━━━━━ Task data ━━━━━

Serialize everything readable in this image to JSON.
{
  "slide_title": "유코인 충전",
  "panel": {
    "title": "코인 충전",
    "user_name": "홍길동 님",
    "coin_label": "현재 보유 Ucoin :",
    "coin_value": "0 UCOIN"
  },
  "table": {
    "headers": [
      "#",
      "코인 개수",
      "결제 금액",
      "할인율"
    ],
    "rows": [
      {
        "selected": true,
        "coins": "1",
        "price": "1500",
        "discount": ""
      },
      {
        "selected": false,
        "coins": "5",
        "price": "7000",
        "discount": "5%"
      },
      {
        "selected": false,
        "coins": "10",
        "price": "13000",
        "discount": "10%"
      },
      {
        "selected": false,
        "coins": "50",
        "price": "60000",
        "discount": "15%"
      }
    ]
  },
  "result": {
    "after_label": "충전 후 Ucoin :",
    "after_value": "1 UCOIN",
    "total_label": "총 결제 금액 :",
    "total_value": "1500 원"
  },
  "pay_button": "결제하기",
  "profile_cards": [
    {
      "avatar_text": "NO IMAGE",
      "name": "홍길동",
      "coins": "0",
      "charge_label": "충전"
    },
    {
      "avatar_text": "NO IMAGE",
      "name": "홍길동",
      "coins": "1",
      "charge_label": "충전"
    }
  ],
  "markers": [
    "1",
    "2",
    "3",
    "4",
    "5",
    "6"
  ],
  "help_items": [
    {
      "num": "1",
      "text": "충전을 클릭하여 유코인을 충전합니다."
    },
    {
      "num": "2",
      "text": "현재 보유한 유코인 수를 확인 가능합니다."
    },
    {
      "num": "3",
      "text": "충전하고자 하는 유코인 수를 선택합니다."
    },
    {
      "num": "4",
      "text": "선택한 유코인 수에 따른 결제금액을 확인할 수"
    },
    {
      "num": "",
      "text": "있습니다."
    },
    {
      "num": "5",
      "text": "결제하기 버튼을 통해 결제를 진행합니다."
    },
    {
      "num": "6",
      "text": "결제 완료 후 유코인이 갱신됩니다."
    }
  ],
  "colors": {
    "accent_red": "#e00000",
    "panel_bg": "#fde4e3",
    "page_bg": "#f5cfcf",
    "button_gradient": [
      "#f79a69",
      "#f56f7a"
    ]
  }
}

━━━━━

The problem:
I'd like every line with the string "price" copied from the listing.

Answer for this exercise:
        "price": "1500",
        "price": "7000",
        "price": "13000",
        "price": "60000",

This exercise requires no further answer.